Like many students, Biniyam Asnake ’20 was astounded by the high cost of textbooks, which can sometimes top $200 a piece. Trying to buy used books from other students through online marketplaces, he found, wasn’t much help. “You could spend an hour looking for a book and you may never find it,” he said.

Why, he wondered, couldn’t there be a search tool as easy to use as Google? The Computer Science major from Los Angeles decided last year to create one.

He taught himself five programming languages. Guided by free online Coursera classes, he wrote 3,000 lines of code. The project so consumed him that he dropped a class to make time. By last spring, Asnake had developed a web-based system enabling book searches by ISBN, title, or author.

The result was NextDorm.college, a web platform that pairs used books with students who need them. CMC students can search the site to see if the texts they need are available, and rent them at no charge for a semester.

Biniyam Asnake ’20

NextDorm is a product of CMC’s support system for student ventures. Asnake spent his freshman year attending workshops, events, and retreats at the Kravis Lab for Social Impact, a campus resource for students to learn about social entrepreneurship and leadership.

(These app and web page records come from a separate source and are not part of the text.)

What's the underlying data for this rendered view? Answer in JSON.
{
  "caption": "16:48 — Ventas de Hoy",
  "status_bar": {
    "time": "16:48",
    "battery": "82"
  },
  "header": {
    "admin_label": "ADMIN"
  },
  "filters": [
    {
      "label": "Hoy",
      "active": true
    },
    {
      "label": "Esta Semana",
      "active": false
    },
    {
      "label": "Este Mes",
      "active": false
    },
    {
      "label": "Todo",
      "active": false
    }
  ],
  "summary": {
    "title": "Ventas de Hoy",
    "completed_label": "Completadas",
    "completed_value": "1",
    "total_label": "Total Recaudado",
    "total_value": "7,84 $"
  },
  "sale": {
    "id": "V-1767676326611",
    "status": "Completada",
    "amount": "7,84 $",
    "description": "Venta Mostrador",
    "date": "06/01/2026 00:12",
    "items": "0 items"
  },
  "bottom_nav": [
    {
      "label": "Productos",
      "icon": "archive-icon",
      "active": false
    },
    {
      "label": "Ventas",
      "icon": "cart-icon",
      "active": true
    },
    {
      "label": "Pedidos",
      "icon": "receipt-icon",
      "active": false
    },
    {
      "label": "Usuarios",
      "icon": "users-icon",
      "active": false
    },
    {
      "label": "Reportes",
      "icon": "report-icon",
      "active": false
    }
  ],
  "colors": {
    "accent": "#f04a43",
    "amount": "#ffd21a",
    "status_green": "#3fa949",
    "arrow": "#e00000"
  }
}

Those experiences sharpened his skills and built confidence, which influenced Asnake’s conception of NextDorm. It also taught him that “social entrepreneurship and technology are not mutually exclusive,” he said.

Ultimately, Asnake wanted to get books into students’ hands and save them some money. But connecting the product to the people proved harder than developing an in-demand website.

Asnake found his ideal partner: The CARE Center, which thought NextDorm fit well with its mission of removing student barriers to success. Together, they landed on a free rental service rather than a marketplace. The CARE Center provided both a physical site for the program in Heggblade and a ready network of students.

By the end of last school year, the NextDorm team—Asnake, Ryan Bellissimo ’20, Kara Corley ’20, and Lincoln Bernard ’21— along with several CARE fellows, collected and registered more than 1,400 textbooks, many of them from graduating seniors and drop boxes placed on campus. On the first day of classes this fall, about 50 students lined up outside the CARE Center as it opened. Another 100-plus students dropped in throughout the day; and the crowds kept coming. This fall, 1,400 books were available, and 286 were rented. 

The program’s success “is a big deal,” said Vince Greer, Director of the CARE Center and Associate Dean of Students for Diversity, Inclusion, and Residential Life. “Everybody can benefit from cheaper textbooks.” With the average price for CMC texts to be about $70 each, Asnake estimates that students have saved more than $20,000 through NextDorm.

Asnake actually missed fall semester’s rush at the CARE Center. He is studying computer science this semester in Hungary at the Budapest University of Technology and Economics. When he returns to campus in spring, Asnake plans to develop analytics tools to measure the growth and impact of rentals across class years and determine which books are most popular.

“I knew NextDorm would be a practical project for me to apply all of the skills I had cultivated,” said Asnake, who is planning a career in software engineering and product development.

“Like CMC teaches us, you learn by doing.”

—Alicia Reynaga ’22